“I think if there were definitive science that suggests there is a helmet that is very effective, I’m certain the players would listen,” said Micky Collins, director of the UPMC Sports Medicine Concussion Program and a consultant to the Steelers. “I just don’t know if we really understand that right now.”
Like every other element of the crusade against concussions, the helmet must be considered in both the long and the short term. The recent surge of research into head injuries may help inform new design ideas for manufacturers’ research and development departments, like the nearly 50-person head protection and development team at Riddell and its parent company, Easton-Bell Sports. Or, maybe some of the materials being called for in the second phase of the GE-NFL Head Health Initiative—“smart materials” such as active polymers that can adapt to sudden impacts—will be part of the next wave of helmet designs.

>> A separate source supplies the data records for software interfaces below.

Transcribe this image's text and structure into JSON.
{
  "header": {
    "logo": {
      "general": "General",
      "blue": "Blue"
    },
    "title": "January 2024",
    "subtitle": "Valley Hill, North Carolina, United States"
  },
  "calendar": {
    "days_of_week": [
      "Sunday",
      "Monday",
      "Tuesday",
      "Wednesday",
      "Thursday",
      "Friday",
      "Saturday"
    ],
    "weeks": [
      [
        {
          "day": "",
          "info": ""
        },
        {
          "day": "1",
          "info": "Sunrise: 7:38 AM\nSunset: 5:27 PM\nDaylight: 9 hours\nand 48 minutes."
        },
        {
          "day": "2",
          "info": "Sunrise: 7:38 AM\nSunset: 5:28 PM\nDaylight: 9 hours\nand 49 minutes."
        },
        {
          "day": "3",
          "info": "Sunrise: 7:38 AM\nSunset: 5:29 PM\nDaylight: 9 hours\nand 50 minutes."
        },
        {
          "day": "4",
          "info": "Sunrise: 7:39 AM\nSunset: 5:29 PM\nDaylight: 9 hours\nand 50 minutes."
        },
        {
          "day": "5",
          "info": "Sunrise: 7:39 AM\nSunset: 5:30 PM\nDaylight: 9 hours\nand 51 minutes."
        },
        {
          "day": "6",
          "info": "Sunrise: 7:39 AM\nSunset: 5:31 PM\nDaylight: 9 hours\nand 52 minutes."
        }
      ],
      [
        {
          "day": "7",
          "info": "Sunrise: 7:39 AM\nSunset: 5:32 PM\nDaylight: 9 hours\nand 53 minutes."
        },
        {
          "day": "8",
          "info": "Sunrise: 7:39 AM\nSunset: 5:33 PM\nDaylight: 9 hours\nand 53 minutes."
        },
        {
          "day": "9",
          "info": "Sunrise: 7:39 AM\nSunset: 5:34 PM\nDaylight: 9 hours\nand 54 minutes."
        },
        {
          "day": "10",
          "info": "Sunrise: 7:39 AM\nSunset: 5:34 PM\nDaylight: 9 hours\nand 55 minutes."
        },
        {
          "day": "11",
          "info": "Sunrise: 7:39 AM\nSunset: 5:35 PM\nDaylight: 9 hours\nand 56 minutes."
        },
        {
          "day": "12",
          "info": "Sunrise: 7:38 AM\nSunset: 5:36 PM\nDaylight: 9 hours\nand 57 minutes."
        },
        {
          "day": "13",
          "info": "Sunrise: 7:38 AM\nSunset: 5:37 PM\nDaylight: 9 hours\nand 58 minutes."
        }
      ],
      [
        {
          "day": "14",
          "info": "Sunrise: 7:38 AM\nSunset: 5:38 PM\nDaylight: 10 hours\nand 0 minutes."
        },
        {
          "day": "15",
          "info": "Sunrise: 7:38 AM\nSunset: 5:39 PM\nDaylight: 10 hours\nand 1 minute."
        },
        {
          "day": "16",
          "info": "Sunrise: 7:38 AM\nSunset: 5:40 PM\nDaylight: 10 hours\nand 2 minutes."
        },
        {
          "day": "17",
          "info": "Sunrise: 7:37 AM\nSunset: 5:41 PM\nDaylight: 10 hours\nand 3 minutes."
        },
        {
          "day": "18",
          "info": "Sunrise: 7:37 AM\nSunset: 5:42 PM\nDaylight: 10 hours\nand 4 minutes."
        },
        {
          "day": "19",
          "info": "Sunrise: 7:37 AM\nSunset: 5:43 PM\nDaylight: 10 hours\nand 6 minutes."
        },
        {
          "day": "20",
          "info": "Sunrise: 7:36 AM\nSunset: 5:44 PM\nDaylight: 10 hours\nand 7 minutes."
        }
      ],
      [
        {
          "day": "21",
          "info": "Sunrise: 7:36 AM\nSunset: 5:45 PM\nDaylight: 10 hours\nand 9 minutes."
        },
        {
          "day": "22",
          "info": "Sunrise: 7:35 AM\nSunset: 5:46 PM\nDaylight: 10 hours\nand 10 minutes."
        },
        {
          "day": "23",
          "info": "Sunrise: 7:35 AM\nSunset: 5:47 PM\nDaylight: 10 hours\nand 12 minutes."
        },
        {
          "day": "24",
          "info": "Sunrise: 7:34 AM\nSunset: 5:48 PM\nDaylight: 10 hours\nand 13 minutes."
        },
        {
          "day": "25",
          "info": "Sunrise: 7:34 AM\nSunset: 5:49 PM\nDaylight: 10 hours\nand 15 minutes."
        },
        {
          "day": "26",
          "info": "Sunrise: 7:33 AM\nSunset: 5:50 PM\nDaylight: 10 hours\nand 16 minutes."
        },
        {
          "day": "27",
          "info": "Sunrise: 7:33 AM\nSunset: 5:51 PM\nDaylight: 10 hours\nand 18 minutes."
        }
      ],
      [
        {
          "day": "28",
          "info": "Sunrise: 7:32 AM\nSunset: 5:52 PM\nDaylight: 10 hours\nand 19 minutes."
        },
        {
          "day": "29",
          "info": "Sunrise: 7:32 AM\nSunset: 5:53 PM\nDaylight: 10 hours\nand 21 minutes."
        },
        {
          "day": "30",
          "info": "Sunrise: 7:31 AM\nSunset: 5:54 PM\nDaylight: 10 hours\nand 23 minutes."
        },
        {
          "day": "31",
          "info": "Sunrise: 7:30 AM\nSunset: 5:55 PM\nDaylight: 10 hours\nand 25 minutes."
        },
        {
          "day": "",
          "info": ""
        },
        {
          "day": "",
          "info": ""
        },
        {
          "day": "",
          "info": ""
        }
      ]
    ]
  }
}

In the short-term, NFL players are choosing a helmet and strapping it on each Sunday—positive, negative or indifferent about its ability to protect the most important part of their body.